Assignment: Every line below that has the string "Details" adds one to the count. Give that count by itself.

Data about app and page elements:
┄┄┄┄┄┄┄┄┄┄┄┄┄┄┄┄┄┄┄┄
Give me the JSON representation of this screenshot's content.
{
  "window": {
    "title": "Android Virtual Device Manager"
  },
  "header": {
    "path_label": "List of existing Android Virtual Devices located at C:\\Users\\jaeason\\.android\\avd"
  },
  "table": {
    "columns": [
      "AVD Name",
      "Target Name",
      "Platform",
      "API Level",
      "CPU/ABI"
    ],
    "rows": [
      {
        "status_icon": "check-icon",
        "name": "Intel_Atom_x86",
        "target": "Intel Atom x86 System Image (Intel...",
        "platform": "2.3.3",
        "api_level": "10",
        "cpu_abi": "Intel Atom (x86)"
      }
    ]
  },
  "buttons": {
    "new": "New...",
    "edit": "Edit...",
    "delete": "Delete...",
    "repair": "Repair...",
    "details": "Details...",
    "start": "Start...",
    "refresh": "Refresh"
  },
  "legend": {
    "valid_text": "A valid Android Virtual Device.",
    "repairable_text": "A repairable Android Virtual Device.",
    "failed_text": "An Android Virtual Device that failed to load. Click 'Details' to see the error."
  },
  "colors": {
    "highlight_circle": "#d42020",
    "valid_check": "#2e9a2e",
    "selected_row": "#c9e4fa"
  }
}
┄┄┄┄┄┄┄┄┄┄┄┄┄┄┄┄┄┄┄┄
Reply: 2